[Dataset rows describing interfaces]
***

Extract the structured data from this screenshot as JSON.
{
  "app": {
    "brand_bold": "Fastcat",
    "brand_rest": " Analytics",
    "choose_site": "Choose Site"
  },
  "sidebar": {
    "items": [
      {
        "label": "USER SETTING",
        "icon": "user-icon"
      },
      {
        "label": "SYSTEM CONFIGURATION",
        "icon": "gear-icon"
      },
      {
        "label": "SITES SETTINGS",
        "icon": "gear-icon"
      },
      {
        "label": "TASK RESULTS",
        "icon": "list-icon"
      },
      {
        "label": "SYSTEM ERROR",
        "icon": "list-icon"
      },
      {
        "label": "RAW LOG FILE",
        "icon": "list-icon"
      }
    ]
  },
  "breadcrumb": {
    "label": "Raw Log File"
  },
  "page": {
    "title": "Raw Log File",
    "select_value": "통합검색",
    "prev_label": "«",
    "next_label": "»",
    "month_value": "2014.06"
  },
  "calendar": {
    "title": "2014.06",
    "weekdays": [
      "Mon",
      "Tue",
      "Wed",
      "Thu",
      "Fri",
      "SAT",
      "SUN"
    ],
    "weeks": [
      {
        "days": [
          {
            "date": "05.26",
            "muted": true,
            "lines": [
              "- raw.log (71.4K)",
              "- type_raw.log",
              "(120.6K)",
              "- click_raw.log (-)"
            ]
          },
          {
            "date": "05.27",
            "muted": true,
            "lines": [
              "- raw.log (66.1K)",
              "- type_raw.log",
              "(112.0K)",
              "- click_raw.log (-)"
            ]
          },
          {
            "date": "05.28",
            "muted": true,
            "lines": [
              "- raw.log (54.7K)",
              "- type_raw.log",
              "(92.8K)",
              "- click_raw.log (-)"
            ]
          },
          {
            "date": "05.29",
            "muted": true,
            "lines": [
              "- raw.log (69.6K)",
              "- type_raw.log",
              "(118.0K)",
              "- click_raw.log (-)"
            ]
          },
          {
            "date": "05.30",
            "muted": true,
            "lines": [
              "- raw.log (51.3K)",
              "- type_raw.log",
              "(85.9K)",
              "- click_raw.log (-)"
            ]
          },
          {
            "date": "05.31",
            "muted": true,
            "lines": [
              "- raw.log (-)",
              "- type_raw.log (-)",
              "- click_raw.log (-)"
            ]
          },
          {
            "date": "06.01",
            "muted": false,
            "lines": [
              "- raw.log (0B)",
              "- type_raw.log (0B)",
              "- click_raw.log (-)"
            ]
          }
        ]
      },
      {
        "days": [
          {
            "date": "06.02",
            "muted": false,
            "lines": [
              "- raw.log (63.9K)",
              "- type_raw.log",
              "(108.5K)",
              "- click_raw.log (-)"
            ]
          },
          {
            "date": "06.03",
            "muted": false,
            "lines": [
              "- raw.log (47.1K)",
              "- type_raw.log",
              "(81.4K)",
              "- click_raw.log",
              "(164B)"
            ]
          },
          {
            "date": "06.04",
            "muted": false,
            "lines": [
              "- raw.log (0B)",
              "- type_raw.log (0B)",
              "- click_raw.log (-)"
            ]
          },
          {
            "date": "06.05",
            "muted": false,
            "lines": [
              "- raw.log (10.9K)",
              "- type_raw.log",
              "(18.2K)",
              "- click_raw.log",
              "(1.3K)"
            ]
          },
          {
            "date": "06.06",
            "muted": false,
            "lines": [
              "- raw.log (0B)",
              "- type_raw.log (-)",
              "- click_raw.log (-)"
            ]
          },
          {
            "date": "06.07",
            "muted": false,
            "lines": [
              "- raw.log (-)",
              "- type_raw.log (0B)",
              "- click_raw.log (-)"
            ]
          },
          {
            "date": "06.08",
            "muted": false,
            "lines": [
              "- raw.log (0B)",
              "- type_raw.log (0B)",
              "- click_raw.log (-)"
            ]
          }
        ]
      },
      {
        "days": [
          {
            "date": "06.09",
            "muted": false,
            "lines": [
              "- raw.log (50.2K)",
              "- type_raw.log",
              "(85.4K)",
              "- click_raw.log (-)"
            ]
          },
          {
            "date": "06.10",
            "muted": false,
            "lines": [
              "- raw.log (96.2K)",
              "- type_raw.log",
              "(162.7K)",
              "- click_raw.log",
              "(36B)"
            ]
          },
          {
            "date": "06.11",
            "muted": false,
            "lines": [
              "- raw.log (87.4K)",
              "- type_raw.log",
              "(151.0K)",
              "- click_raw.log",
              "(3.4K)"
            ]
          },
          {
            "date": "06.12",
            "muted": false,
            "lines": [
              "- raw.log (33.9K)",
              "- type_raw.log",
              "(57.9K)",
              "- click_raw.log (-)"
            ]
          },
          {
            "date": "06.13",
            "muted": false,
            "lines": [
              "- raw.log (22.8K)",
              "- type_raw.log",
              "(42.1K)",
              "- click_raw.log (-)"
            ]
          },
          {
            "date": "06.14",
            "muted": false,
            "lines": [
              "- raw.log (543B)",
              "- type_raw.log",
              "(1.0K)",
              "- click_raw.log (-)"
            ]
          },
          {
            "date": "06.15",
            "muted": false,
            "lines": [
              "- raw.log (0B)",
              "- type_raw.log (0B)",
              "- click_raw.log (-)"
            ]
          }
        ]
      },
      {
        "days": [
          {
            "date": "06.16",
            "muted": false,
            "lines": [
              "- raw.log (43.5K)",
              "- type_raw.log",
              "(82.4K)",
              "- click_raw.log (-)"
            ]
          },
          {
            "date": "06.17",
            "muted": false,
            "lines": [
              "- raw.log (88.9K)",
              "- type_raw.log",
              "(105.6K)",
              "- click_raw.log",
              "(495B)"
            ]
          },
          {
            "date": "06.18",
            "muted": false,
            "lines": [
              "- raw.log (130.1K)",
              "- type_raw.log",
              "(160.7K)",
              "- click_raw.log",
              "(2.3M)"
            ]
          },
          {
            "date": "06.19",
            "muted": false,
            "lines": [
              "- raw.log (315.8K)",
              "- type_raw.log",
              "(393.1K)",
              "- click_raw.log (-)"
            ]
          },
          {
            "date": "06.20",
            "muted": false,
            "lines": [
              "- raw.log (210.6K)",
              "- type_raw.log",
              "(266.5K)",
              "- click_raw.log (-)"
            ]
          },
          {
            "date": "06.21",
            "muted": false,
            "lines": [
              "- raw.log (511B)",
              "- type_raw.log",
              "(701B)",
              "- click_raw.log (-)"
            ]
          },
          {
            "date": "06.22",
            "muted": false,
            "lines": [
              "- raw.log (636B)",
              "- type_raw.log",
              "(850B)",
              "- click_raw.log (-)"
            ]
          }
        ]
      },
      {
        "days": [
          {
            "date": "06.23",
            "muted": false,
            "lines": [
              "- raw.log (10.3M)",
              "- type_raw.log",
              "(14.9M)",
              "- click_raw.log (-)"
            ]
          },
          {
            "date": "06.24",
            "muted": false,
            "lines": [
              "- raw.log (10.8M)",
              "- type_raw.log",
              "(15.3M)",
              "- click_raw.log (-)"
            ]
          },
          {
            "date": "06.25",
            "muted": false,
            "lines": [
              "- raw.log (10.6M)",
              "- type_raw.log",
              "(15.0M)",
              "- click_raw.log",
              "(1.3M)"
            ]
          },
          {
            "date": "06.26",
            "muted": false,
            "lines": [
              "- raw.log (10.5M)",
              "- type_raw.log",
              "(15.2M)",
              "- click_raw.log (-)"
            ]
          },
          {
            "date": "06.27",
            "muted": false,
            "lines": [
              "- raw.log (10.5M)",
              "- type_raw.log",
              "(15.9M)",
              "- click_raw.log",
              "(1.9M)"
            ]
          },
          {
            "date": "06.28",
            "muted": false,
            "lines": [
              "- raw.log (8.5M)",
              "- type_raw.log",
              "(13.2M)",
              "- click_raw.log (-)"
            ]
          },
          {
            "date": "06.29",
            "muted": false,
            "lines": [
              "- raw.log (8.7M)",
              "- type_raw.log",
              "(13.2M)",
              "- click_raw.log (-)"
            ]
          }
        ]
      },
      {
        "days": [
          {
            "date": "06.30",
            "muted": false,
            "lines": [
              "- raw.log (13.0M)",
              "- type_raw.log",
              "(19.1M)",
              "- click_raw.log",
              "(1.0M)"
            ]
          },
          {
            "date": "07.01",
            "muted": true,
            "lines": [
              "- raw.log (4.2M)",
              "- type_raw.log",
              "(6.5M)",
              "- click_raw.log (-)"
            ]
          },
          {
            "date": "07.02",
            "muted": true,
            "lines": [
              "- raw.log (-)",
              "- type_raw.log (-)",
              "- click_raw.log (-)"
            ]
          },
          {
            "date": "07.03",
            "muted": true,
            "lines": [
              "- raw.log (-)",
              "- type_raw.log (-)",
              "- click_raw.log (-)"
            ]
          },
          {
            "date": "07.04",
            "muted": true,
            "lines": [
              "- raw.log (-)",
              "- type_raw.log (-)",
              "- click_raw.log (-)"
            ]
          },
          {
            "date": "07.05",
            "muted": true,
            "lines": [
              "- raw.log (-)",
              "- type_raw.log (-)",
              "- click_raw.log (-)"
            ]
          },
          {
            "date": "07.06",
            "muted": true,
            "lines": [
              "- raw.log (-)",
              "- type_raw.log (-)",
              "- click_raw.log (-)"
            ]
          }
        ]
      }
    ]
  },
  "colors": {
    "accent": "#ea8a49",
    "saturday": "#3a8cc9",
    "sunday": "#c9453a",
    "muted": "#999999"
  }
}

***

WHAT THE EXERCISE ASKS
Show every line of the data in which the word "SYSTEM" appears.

WRITTEN RESPONSE
        "label": "SYSTEM CONFIGURATION",
        "label": "SYSTEM ERROR",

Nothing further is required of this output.